(Beginning of Data for analysis)
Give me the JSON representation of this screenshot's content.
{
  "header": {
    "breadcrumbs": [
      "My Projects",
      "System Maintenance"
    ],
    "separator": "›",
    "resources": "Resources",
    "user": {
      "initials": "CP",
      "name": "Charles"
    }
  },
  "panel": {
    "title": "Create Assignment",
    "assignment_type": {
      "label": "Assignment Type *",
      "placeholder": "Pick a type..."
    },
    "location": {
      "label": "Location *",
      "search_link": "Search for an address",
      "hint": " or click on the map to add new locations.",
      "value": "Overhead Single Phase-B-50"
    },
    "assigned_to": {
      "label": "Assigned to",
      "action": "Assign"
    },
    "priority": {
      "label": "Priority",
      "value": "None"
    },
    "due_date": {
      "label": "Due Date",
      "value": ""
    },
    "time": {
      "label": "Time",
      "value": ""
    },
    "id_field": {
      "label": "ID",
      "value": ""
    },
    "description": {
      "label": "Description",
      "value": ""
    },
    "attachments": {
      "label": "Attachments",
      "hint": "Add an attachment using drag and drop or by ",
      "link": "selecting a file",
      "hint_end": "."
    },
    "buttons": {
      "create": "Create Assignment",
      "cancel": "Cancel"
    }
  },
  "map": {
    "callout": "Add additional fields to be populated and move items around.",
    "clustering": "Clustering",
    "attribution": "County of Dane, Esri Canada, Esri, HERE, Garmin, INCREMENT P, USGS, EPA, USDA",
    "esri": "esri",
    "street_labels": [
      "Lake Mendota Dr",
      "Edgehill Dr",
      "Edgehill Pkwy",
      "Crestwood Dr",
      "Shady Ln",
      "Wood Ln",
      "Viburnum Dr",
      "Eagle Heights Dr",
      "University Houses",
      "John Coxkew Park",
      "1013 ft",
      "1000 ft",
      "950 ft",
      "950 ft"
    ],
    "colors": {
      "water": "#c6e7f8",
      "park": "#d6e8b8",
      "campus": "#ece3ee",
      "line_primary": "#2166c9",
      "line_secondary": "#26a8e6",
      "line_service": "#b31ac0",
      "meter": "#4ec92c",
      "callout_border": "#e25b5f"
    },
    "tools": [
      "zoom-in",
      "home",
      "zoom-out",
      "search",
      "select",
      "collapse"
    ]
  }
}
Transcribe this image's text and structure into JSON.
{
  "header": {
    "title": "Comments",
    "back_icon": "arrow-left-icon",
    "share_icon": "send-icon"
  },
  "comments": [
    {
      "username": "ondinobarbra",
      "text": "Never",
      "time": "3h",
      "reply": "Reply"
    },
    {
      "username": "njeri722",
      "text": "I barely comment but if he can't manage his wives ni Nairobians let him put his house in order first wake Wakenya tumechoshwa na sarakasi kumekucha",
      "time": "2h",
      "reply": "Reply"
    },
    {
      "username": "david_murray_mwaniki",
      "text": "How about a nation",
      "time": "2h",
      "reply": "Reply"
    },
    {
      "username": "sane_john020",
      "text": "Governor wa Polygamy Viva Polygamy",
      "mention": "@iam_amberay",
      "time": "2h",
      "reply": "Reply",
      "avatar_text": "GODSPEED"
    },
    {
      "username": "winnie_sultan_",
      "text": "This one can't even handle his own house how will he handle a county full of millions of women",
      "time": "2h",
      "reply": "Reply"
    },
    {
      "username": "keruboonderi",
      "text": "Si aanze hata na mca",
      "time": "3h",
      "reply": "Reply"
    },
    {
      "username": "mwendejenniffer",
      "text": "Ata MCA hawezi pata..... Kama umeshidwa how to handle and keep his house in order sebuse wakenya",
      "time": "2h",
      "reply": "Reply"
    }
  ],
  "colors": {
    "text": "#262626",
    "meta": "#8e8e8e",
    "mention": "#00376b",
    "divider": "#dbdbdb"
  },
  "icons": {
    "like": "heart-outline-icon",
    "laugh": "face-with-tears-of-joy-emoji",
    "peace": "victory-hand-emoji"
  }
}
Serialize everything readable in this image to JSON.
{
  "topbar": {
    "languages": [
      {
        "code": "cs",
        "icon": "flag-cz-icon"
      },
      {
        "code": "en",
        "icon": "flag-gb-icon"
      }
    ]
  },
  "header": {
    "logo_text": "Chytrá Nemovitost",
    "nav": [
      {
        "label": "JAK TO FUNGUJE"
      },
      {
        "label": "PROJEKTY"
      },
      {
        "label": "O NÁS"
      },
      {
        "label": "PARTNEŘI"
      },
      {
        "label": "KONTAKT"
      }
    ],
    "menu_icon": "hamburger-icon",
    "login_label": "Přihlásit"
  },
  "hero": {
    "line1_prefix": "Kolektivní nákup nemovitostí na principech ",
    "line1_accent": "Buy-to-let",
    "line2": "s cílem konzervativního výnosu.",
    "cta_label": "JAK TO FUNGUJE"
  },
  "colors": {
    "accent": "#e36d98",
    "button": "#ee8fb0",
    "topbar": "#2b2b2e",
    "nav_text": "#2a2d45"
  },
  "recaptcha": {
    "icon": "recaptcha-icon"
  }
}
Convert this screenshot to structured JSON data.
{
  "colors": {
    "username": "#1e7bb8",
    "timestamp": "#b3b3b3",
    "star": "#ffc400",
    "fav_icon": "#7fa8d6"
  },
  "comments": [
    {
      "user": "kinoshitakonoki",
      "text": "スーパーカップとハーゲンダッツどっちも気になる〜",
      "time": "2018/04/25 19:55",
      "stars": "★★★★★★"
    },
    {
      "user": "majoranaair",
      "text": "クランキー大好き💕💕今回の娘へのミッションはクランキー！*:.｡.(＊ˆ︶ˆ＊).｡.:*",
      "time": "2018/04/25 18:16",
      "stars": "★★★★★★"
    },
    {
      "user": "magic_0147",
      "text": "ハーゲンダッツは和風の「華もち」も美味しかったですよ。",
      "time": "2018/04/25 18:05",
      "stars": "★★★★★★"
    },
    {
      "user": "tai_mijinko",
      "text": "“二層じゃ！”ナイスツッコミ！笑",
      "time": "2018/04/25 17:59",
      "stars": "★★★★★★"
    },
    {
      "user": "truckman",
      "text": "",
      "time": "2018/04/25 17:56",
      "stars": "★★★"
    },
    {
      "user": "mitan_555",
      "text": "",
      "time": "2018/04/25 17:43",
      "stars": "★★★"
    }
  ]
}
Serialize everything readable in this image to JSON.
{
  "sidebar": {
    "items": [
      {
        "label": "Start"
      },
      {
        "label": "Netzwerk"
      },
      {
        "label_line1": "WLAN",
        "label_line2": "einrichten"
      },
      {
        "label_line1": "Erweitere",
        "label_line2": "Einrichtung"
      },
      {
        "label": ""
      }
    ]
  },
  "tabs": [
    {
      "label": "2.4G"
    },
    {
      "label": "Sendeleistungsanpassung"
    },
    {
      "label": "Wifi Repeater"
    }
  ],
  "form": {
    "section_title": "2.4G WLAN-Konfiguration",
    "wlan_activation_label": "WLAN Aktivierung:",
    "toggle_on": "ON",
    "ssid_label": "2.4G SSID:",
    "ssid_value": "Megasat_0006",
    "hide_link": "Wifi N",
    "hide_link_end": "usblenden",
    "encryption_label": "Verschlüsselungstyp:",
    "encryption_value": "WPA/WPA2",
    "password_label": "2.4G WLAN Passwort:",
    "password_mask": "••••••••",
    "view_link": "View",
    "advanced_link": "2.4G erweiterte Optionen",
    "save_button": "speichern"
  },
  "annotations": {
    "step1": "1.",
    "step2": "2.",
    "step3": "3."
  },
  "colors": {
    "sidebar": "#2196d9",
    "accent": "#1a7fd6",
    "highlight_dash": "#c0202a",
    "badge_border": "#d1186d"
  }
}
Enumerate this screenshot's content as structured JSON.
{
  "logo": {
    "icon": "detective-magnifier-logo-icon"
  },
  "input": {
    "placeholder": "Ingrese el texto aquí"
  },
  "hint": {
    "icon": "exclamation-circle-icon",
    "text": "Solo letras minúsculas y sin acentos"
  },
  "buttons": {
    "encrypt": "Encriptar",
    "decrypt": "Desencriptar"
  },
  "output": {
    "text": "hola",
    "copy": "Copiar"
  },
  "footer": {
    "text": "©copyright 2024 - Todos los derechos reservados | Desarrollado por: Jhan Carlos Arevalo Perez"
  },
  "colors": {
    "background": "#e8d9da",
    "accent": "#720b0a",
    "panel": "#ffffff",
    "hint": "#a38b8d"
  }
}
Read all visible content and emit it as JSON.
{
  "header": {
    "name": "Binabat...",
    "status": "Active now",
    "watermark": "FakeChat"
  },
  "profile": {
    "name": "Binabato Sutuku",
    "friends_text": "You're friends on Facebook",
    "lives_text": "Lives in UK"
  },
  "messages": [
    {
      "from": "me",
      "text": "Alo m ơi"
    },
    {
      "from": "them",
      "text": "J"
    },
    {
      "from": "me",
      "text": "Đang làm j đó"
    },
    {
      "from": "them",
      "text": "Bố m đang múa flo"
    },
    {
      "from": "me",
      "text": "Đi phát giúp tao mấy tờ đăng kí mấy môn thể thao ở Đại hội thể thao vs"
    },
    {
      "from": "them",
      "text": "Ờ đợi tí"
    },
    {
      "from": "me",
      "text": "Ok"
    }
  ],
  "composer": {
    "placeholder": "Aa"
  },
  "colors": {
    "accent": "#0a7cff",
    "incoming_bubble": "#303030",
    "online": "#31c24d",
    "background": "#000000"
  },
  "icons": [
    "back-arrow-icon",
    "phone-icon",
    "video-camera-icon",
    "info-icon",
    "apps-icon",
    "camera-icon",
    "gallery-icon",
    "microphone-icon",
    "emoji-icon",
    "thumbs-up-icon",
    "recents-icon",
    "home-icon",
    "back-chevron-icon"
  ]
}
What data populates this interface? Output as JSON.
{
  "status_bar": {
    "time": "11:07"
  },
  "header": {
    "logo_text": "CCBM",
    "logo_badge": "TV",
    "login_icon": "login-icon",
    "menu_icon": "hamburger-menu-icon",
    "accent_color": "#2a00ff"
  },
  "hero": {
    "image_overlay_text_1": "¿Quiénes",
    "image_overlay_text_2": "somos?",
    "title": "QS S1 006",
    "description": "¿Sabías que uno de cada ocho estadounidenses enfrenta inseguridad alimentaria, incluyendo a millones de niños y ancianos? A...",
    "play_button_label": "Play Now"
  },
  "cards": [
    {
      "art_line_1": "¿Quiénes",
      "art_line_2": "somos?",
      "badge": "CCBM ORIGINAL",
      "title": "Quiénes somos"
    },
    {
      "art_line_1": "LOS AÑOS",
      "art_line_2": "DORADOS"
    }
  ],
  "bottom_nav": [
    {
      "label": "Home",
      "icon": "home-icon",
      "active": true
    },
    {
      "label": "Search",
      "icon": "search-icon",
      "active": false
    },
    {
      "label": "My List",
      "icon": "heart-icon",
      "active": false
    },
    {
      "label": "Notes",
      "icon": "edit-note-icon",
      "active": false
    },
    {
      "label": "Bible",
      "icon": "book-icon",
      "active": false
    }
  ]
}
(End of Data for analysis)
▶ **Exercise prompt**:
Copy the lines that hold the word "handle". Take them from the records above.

▶ **Written answer**:
      "text": "This one can't even handle his own house how will he handle a county full of millions of women",
      "text": "Ata MCA hawezi pata..... Kama umeshidwa how to handle and keep his house in order sebuse wakenya",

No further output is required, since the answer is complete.